Prosecutors will pull your criminal record and use past mistakes against you. An “enhanced” charge based on a past conviction could increase the severity of the current charge and will carry stiffer punishments.

Take a class B misdemeanor for possession of ecstasy. A past conviction for a similar misdemeanor charge could mean a minimum of 30 days in jail. Felony charges can carry a minimum of 15 years if another felony conviction is part of your long forgotten past.

How can a criminal defense attorney help? Closely analyzing old conviction may find that they cannot properly be used against you. Finding out how the prosecution might be planning to use past mistakes against you at trial is crucial. This is all part of developing the best strategy to minimize the consequences and get you back to you life.

Pre-trial release standards might be changing

A federal judge recently ordered that things must change in Harris County for those charged with low-level crimes. As of May 15, anyone arrested on a misdemeanor will have the option of release within 24 hours of arrest even if they cannot afford bail.

After reviewing 2,300 videos of bail hearings and 300 written exhibits, the judge put into place the temporary measure while the lawsuit proceeds toward trial. The issue is whether bail schemes violate the Constitution by disproportionately affecting low-income residents.

One statistic cited in the opinion, was that 40 percent of those arrested on Harris County on misdemeanor charges waited in jail until their cases were decided. One of the plaintiffs in the case spent two days behind bars after an arrest for driving without a license. She could not post the $2,500 bail.

Other states are dropping bail requirements on minor charges or are reforming their bail systems. It’s not yet clear how much the Harris County bail system will change.
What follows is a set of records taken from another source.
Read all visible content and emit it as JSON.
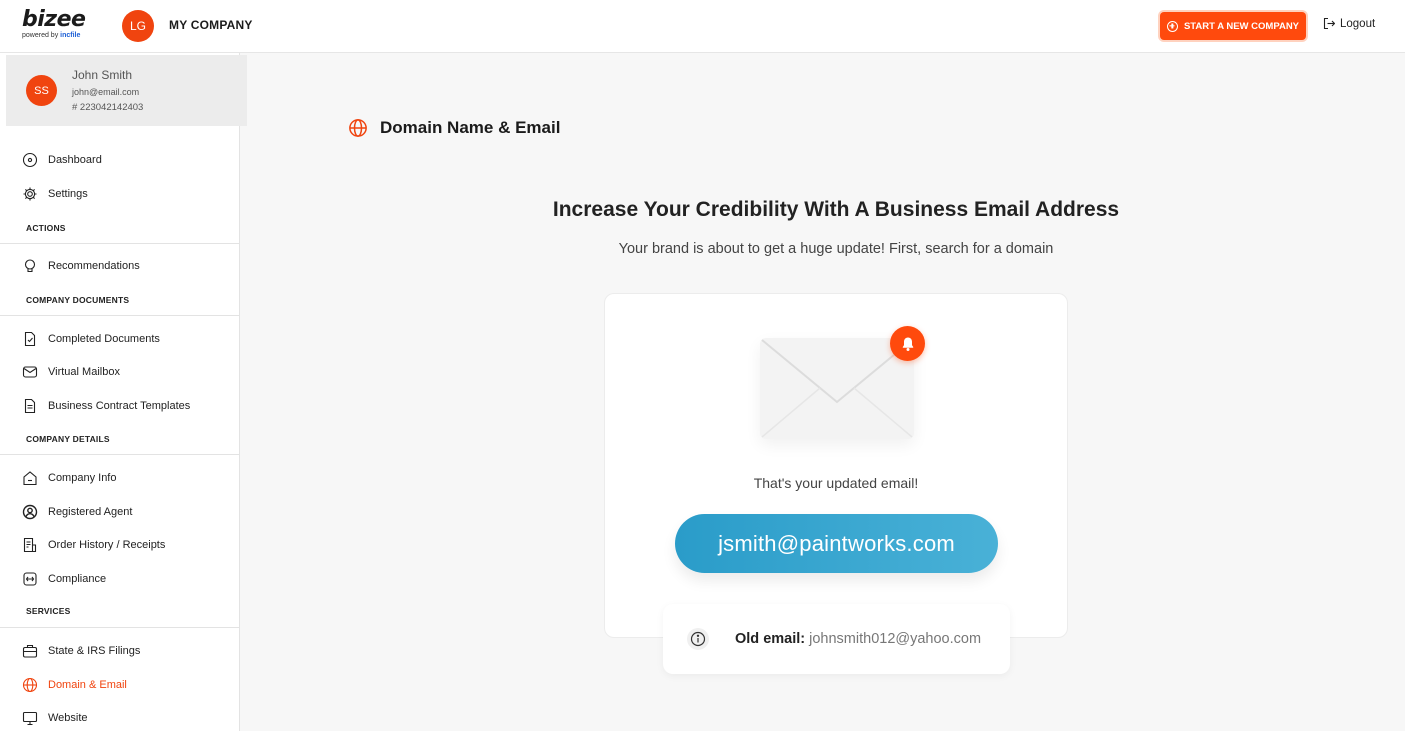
{
  "brand": {
    "name": "bizee",
    "powered_by": "powered by",
    "partner": "incfile"
  },
  "header": {
    "company_initials": "LG",
    "company_name": "MY COMPANY",
    "new_company_label": "START A NEW COMPANY",
    "logout_label": "Logout",
    "accent_color": "#ff4a0d"
  },
  "user": {
    "initials": "SS",
    "name": "John Smith",
    "email": "john@email.com",
    "id": "# 223042142403"
  },
  "sidebar": {
    "items": [
      {
        "label": "Dashboard",
        "icon": "dashboard-icon"
      },
      {
        "label": "Settings",
        "icon": "gear-icon"
      },
      {
        "label": "Recommendations",
        "icon": "lightbulb-icon"
      },
      {
        "label": "Completed Documents",
        "icon": "document-icon"
      },
      {
        "label": "Virtual Mailbox",
        "icon": "mailbox-icon"
      },
      {
        "label": "Business Contract Templates",
        "icon": "contract-icon"
      },
      {
        "label": "Company Info",
        "icon": "building-icon"
      },
      {
        "label": "Registered Agent",
        "icon": "user-circle-icon"
      },
      {
        "label": "Order History / Receipts",
        "icon": "receipt-icon"
      },
      {
        "label": "Compliance",
        "icon": "compliance-icon"
      },
      {
        "label": "State & IRS Filings",
        "icon": "briefcase-icon"
      },
      {
        "label": "Domain & Email",
        "icon": "globe-icon"
      },
      {
        "label": "Website",
        "icon": "monitor-icon"
      }
    ],
    "sections": [
      "ACTIONS",
      "COMPANY DOCUMENTS",
      "COMPANY DETAILS",
      "SERVICES"
    ]
  },
  "main": {
    "page_title": "Domain Name & Email",
    "headline": "Increase Your Credibility With A Business Email Address",
    "subheadline": "Your brand is about to get a huge update! First, search for a domain",
    "card": {
      "updated_label": "That's your updated email!",
      "new_email": "jsmith@paintworks.com",
      "old_email_label": "Old email:",
      "old_email_value": "johnsmith012@yahoo.com"
    }
  }
}
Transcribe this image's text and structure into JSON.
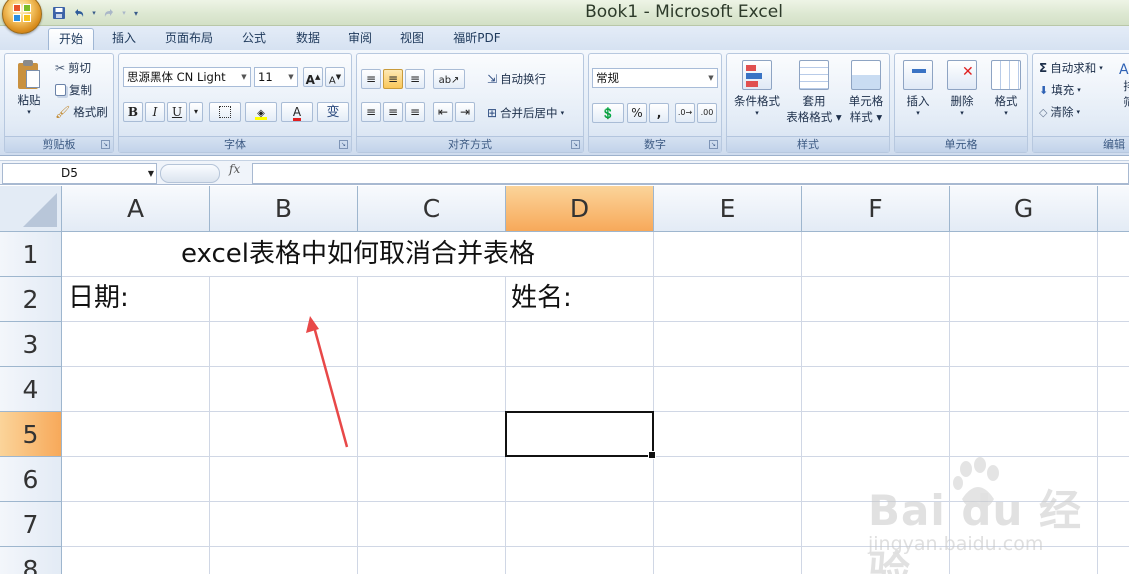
{
  "window": {
    "title": "Book1 - Microsoft Excel"
  },
  "tabs": [
    "开始",
    "插入",
    "页面布局",
    "公式",
    "数据",
    "审阅",
    "视图",
    "福昕PDF"
  ],
  "active_tab": "开始",
  "clipboard": {
    "paste": "粘贴",
    "cut": "剪切",
    "copy": "复制",
    "format_painter": "格式刷",
    "group": "剪贴板"
  },
  "font": {
    "name": "思源黑体 CN Light",
    "size": "11",
    "bold": "B",
    "italic": "I",
    "underline": "U",
    "group": "字体"
  },
  "alignment": {
    "wrap": "自动换行",
    "merge": "合并后居中",
    "group": "对齐方式"
  },
  "number": {
    "format": "常规",
    "percent": "%",
    "comma": ",",
    "group": "数字"
  },
  "styles": {
    "conditional": "条件格式",
    "table1": "套用",
    "table2": "表格格式",
    "cell1": "单元格",
    "cell2": "样式",
    "group": "样式"
  },
  "cells": {
    "insert": "插入",
    "delete": "删除",
    "format": "格式",
    "group": "单元格"
  },
  "editing": {
    "autosum": "自动求和",
    "fill": "填充",
    "clear": "清除",
    "sort1": "排",
    "sort2": "筛",
    "group": "编辑"
  },
  "formula_bar": {
    "name_box": "D5",
    "fx": "fx",
    "content": ""
  },
  "columns": [
    "A",
    "B",
    "C",
    "D",
    "E",
    "F",
    "G"
  ],
  "selected_column": "D",
  "rows": [
    "1",
    "2",
    "3",
    "4",
    "5",
    "6",
    "7",
    "8"
  ],
  "selected_row": "5",
  "cells_content": {
    "title": "excel表格中如何取消合并表格",
    "date_label": "日期:",
    "name_label": "姓名:"
  },
  "watermark": {
    "brand": "Bai du 经验",
    "url": "jingyan.baidu.com"
  },
  "colors": {
    "accent": "#f7a95a",
    "arrow": "#e84848",
    "ribbon": "#dfe9f5"
  }
}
After an arrest, you need immediate counsel from an experienced attorney who knows the current system and how to navigate you through it. A strong defense from the first hearing ensures you are not stranded behind bars.